You know, as somebody who—it’s funny, I grew up in Colorado, but I’ve never been skiing and I don’t know much about skiing at all. It was a really delightful experience to discover the story about him.
PC: Oh, that’s good to know. You know, it’s funny ‘cause you’re kind of—you’re an interesting audience member for us in that sense because Ski Bums are gonna love it. I mean, what’s there not to love? It’s all about the evolution of skiing and all these great skiers—blah, blah, blah. But you know, as is true with all the films that we’ve made, we tend to find stories that have a really intense core audience and then go make a movie for everyone else… if you’re a Ski Bum or if you’re a professional skier or if your whole life you live and breathe skiing, I think you’ll enjoy our film, but we didn’t make our movie for that crowd. We always make our movies for—we want to go beyond the niche and go beyond the hardcore audience and there’s an interesting challenge there. Like, if you do it right, you kind of make everybody happy.
You know—it’s a weird time to release a movie and it’s kind of a weird time to release a ski movie, frankly, in the middle of summer. But in a way, like, I think the world needs Warren Miller right now, I really do. And not to sound schmaltzy—I mean, we’re all cooped up in our apartments and our homes and we miss going out on adventures, we miss the great outdoors. And that’s gonna happen again. We’re gonna get back to that. And the story of Warren Miller is a reminder of how much we have to be grateful for. Especially in our country, the beauty and the grandeur and the sense of adventure to throw yourself in the car and just go drive for four hours, see where you end up. That is who Warren Miller was. That is what made him tick. And the funny thing about it is, I think that this movie really matters right now. It really does. I’m not just saying that. And I think once this initial phase of the release is done, which will be about 90 days on iTunes. You know, once that concludes—that wraps up around October 1st, which is historically around the beginning of ski season, and that’s when the movie will be more widely available. You know, i don’t know where it’ll end up but it’ll be a little more of a mainstream release. You know, iTunes releases oftentimes are not on people’s radars, but three months from now, I think once we prime the pump a little bit, I think there’ll be good awareness around the film and it’ll be just in time for ski season.
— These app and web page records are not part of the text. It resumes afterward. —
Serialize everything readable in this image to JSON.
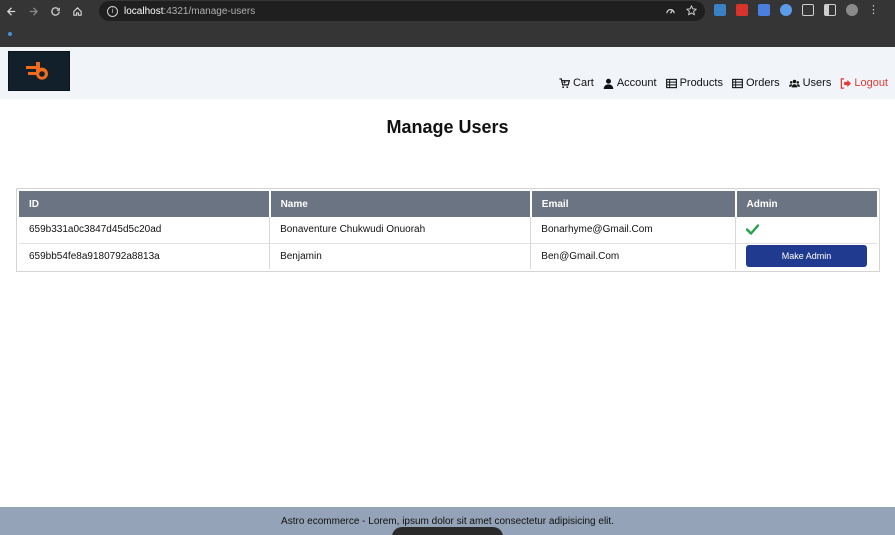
{
  "browser": {
    "url_host": "localhost",
    "url_path": ":4321/manage-users"
  },
  "nav": {
    "cart": "Cart",
    "account": "Account",
    "products": "Products",
    "orders": "Orders",
    "users": "Users",
    "logout": "Logout"
  },
  "page": {
    "title": "Manage Users"
  },
  "table": {
    "headers": [
      "ID",
      "Name",
      "Email",
      "Admin"
    ],
    "rows": [
      {
        "id": "659b331a0c3847d45d5c20ad",
        "name": "Bonaventure Chukwudi Onuorah",
        "email": "Bonarhyme@Gmail.Com",
        "admin": true
      },
      {
        "id": "659bb54fe8a9180792a8813a",
        "name": "Benjamin",
        "email": "Ben@Gmail.Com",
        "admin": false
      }
    ],
    "make_admin_label": "Make Admin"
  },
  "footer": {
    "text": "Astro ecommerce - Lorem, ipsum dolor sit amet consectetur adipisicing elit."
  },
  "colors": {
    "header_bg": "#f1f4f9",
    "table_header": "#6b7482",
    "button": "#1f3a8f",
    "logout": "#e53935",
    "check": "#22a34a",
    "footer_bg": "#94a3b8",
    "logo_accent": "#f26a1b"
  }
}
It’s a great watch. I think it’s fun for skiers and non-skiers alike and it’s a wonderful escape in the dead of summer.
SKI BUM is currently available to watch on Prime Video, Apple, YouTube, Google Play, Vudu, and Microsoft.
This interview was transcribed by Ben Pham.